I definitely wouldn’t have experienced the song in this way, with this “universal” perspective, if I hadn’t had the video to draw out the deeper nuances.
So this video has left me thinking about a few things.
One: It’s reminded me, very powerfully, of the way imagery can speak.
I feel this through photography – this potential within photography for a kind of communication that transcends the verbal. I’m conscious of that in photography. That’s one of the things I find so compelling about the medium, as a matter of fact.
This video drives home the point for me that video can accomplish this as well.
Two: I have some new clarity regarding an article I read the other day, which posited that:
“There will always be a place for still images, it just that in the near future, many of those still images will have come from motion sequences.”
~photographer Jason Row, via Lightstalking (10/19/15)
As I said above, almost every single frame of the video could, in my opinion, make a compelling and beautiful still image – which gives me an interesting angle from which to think about what the article was saying.

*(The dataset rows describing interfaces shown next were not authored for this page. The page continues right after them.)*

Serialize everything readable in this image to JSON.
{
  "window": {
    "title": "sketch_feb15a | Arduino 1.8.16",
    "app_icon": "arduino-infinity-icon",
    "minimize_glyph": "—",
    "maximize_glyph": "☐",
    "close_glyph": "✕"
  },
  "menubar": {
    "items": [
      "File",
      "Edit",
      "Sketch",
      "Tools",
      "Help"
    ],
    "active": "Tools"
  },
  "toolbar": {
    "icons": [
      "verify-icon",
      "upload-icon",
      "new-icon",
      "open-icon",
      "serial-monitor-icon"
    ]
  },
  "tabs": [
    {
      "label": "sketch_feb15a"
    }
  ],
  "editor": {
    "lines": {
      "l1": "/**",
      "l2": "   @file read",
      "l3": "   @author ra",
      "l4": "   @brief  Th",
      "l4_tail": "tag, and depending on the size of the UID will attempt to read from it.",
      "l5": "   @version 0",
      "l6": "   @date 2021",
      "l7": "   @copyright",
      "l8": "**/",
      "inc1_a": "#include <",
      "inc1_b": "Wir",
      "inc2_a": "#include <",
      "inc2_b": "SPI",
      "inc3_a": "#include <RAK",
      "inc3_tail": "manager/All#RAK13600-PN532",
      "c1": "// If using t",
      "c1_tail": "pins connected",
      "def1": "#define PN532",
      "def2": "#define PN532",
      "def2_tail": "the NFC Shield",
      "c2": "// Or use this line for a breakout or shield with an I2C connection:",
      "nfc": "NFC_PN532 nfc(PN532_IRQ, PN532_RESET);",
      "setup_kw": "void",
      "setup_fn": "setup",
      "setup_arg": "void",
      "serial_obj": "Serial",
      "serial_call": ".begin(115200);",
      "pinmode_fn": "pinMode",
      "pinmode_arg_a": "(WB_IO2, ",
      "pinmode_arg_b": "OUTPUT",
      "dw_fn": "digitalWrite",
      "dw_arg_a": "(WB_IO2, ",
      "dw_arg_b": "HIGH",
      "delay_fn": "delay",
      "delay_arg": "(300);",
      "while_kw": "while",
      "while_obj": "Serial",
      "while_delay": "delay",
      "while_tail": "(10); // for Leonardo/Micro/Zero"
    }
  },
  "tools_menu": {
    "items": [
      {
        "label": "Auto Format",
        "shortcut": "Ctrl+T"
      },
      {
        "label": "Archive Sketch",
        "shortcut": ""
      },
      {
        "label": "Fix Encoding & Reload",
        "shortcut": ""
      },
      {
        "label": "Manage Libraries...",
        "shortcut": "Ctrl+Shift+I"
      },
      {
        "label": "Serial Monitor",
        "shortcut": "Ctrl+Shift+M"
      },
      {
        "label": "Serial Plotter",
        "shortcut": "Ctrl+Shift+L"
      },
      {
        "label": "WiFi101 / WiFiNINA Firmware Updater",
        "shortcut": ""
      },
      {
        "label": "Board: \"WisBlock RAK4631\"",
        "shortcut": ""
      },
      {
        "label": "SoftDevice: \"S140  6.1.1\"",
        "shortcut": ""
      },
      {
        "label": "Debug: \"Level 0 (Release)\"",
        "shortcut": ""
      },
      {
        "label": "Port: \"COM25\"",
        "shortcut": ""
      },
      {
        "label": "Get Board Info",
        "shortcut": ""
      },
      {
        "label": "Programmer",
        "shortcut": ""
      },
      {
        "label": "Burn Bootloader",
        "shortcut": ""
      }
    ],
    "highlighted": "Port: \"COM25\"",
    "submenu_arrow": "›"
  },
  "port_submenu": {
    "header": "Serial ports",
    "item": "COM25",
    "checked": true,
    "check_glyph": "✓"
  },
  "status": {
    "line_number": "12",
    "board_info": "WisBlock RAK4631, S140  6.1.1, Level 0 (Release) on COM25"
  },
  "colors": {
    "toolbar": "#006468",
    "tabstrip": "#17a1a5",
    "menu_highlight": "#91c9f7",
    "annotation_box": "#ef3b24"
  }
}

What would (or could) a “photo shoot” be, if you’re what you’re doing is basically shooting a video and then extracting stills from it? What would a “video shoot” be in that context? Would they just naturally be the same thing?
I mean, what would you be producing really? Would you, as a photographer, just by default, due to the tools you’re using, then also be a videographer? (And vice versa.)
And what does that mean for where you should focus your skillset? Or where I should be focusing myself now as I try to skill-build? I mean, what’s more important in this scenario: adeptness with Photoshop, or adeptness with video editing programs? Or both?
I guess I’m thinking that Photoshop/photo-editing skills are the necessity right now. But I’m also thinking (and this is a new thought) that video and video-editing skills aren’t so much the “interesting extra” I was previously thinking them to be. I’m thinking that, while they might not be as essential as Photoshop skills are for me at this moment in time, they are in fact essential for me, if I ever want to reach a point where I can support myself doing this stuff.
And possibly artistically as well.
I’m going to have to explore that some more.
Three: I have a new appreciation now for the blurry middleground that currently exists between still photography and video. And I feel drawn to exploring that in a way I didn’t before.
For example: I’m a little obsessed lately with the portrait work of photographer Alessio Albi. (So amazing.) I follow him on Instagram – and I’ve noticed lately a couple of occasions wherein he’s posted video there of some of his models – video from which, I imagine, it would be fairly easy to extract a beautiful still image.
He’s not producing a lengthy music video (like Adele’s “Hello.”) He’s doing something that is much less daunting for newbie-photographer-me to wrap my mind around doing. And that makes it very artistically interesting to me. I think there’s a great deal of potential in exploring that. I want to.
Okay, as I said previously, I have much to say lately in this vein (video thoughts, and video vs photography thoughts.) So, more soon!